Exercise aim
Counting task for the entries below: give the number of lines that contain the word "localhost", with no other text.

Dataset records
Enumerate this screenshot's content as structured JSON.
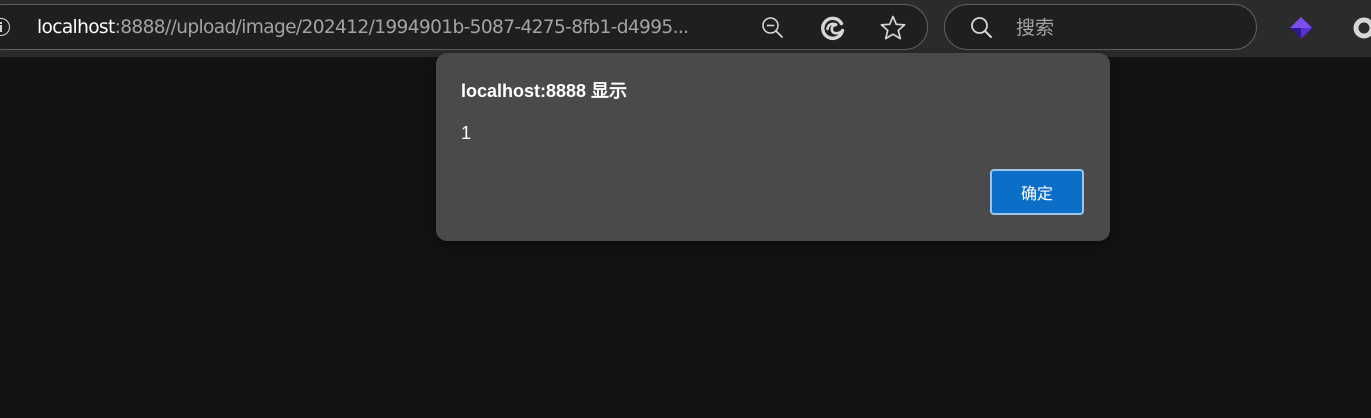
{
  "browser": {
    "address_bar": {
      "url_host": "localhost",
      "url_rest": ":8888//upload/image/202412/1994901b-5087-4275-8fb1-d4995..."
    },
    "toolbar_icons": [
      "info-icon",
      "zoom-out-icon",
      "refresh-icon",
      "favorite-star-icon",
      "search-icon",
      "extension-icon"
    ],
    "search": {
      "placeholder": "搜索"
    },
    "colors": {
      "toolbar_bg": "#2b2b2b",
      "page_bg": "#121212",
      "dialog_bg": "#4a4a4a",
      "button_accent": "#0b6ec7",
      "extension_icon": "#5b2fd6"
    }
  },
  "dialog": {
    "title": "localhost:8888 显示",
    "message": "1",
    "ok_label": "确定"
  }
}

Response to the task
2